Mon dieu, Paris!
Although the protagonist is an American, the story takes place in Paris, one of my favorite cities in the world. Having been to the sites mentioned throughout the story adds a thrilling sensation to the reading experience. My memory automatically pulls up pictures of the Champs-Élysées, the Catacombes, the Arc de Triomphe and particularly the Louvre as it becomes the last stand of the survivors huddled unter Pei’s famous glass pyramide.
Set in Paris, There’s also a fair amount of French in the book – something I personally enjoyed, but which might be a nuissance for readers not familiar with the language.
The nature of the beasts
The „zombies“ are a special breed and truly intriguing. First of all – they aren’t DEAD. Which is why they aren’t called „zombies“ but instead „the pale ones“, „the undying“ or „the moribunds“. Learning more about these creatures is one of the fun parts of the book, so I won’t go into detail here. Suffice it to say that they have a mental effect on the living that is going to make dealing with them THAT much more difficult.
Full throttle start, stalling middle section
After a fast-paced hell of a start with Paris falling victim to what seems like a huge natural disaster or an alien attack, the story unfortunately stumbles along in fits and starts, literally getting stuck in places. As long as our rag tag group of friends – Jeanie, Ben, Zouzou, Farid and Günter – are on the move, suspense is high, the plot advances and we encounter more and more of the moribund. Toward the end, these encounters in particular escalate into (very entertaining) violent and gory scenes. They result in unexpected characters deaths and come with a layer of ghoulish creepiness.
But every time our heroes become stationary, things get tedious. The characters (with Jeanie being front and center) freak out, get into fights and generally waste time doing illogical or useless things.
Implausible character behaviour
Jeanie, whose point ov view dominates the story, goes off on drawn-out mental tangents about ther dead father and her ensuing depression and as a result appears fragile – only to tip into though survivor mode in the next instant, completely incongruent with her earlier weakness. Her shifts in character aren’t plausible. Her behaviour is erratic.
And I’m NOT QUITE CONVINCED that adopting a newborn in the midst of a zombiecalypse when being just off your meds and against everyone’s advice is such a great idea. My disbelief escalates during a scene in the catacombes that goes aginst every human instinct and every medical fact. Sorry, Mr. Reid. I just don’t buy it.
Ben – good or bad?
It is not only Jeanie who has the uncomfortable tendency to act irrationally or vascillate between juxtaposing character traits. The same accounts for Ben. His actions are so contrarious, I still don’t know whether I’m supposed to like him or not. Grey areas are one thing. Not knowing how to categorize a character at all is simply confusing.
Watch out, plot hole!
And then there are plot holes, illogical proceedings, story lines begun and dropped again.
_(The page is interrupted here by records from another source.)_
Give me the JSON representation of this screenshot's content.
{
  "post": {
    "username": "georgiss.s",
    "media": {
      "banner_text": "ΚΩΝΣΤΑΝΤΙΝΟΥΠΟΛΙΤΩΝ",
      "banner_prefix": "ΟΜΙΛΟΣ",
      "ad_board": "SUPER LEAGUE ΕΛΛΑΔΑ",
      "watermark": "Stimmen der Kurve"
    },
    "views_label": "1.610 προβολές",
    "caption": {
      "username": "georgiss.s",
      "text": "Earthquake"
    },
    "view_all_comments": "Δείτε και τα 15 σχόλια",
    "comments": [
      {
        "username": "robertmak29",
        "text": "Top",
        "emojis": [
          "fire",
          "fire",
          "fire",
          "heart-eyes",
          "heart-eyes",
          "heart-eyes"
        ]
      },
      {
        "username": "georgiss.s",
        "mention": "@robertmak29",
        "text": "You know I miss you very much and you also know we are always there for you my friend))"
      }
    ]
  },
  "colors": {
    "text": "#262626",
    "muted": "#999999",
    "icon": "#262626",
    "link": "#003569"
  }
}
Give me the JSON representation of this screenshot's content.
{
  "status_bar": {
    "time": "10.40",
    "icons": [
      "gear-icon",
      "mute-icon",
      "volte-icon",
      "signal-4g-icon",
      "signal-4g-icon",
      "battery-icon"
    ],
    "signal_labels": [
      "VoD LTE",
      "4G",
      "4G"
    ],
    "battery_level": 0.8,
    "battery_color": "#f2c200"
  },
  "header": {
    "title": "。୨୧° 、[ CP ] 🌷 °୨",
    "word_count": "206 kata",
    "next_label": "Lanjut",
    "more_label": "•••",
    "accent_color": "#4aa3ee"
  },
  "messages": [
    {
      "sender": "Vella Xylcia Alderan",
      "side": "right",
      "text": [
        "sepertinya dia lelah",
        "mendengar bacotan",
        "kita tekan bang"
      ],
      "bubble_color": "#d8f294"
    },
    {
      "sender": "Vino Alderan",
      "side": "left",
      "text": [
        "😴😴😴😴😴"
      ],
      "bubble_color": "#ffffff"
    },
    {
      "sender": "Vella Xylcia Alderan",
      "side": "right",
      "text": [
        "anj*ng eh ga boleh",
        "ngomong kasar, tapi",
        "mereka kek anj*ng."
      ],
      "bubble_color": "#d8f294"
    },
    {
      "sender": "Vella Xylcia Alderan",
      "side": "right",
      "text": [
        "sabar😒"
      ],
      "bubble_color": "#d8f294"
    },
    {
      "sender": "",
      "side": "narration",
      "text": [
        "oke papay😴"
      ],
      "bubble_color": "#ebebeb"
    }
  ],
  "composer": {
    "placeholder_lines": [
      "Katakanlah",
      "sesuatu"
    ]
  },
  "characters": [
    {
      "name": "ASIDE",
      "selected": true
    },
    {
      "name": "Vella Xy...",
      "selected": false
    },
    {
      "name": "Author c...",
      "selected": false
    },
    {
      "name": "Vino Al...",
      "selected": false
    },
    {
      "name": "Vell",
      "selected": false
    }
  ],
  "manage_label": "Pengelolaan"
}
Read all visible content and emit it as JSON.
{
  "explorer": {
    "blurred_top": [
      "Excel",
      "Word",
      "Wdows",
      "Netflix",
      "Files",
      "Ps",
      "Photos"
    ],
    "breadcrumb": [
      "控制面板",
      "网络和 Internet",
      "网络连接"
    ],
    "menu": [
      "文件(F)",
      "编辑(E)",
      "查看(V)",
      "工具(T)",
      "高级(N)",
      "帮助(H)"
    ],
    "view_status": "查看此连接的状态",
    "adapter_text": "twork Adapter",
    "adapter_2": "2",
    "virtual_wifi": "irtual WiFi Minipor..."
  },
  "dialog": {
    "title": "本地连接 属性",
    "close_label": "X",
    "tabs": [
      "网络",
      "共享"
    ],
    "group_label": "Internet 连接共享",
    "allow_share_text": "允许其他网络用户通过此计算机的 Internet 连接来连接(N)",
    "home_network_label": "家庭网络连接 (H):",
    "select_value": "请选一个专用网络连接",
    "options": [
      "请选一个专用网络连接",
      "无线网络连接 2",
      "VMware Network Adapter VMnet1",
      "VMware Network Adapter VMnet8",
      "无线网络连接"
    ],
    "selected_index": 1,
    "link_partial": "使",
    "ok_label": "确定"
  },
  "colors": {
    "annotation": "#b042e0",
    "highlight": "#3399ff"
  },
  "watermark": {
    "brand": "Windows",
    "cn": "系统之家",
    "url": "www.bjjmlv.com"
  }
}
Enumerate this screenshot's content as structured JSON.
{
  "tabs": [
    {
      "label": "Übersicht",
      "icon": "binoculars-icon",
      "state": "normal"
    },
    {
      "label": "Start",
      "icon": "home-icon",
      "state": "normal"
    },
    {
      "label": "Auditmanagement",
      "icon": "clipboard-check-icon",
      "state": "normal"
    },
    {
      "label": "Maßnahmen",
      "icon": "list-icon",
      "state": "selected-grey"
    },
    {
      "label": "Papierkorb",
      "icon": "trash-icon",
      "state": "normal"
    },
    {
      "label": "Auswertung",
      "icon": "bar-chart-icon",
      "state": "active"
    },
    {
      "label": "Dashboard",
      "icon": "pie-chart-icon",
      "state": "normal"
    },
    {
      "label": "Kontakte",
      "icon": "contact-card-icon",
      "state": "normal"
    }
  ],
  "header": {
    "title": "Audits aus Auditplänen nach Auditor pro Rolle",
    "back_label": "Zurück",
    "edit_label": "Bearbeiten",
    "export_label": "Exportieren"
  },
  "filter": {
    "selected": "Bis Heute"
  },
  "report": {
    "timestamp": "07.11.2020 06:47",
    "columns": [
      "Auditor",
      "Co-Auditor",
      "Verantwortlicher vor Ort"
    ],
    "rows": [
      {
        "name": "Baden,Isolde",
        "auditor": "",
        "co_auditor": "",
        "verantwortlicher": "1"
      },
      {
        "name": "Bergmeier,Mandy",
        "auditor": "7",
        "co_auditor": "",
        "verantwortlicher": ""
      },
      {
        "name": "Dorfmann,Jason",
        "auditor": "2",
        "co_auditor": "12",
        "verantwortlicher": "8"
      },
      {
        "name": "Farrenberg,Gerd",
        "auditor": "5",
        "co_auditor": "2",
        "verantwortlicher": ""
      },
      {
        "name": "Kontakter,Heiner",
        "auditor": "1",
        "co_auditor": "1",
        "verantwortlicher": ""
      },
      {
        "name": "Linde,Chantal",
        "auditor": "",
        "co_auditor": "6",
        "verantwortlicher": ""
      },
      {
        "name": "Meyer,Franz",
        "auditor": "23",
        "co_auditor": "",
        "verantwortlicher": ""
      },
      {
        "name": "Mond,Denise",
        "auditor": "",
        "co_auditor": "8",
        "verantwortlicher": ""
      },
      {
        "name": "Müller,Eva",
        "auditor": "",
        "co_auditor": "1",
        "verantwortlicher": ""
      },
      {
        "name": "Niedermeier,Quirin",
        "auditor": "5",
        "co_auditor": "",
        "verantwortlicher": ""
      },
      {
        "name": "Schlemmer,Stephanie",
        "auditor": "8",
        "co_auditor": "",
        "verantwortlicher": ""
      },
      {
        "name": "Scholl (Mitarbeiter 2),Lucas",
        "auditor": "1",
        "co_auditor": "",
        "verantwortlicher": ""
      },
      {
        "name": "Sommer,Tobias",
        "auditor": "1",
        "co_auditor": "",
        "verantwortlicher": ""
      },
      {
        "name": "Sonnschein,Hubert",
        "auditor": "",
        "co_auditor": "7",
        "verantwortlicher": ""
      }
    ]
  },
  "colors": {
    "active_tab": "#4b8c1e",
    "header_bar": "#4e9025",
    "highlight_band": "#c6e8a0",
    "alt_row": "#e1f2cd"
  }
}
More than once it seems that Mr. Reid has his characters hovering until he’s figured out what to do with them next. He builds suspense to let it falter. Or, on the contrary, startles with impulsive moments of insanity and violence that seem to come out of nowhere and feel more odd than anything.
I want to give him a break, though. There ARE intriguing scenes, especially when the „moribund“ come into play, and an upward spiral of tempo, gore and mystery towards the ending of the book make reading it worthwhile.
To be continued?
The sequel to THE UNDYING is already out – THE UNDYING: SHADES. I am yet unsure if I’m going to read it. The concept of THE UNDYING certainly is a fresh one. However, characterization and story execution in the first installment aren’t convincing. I’ll need to sleep over this. If YOU have read book #2 and liked it, let me know if I should give it a try after all!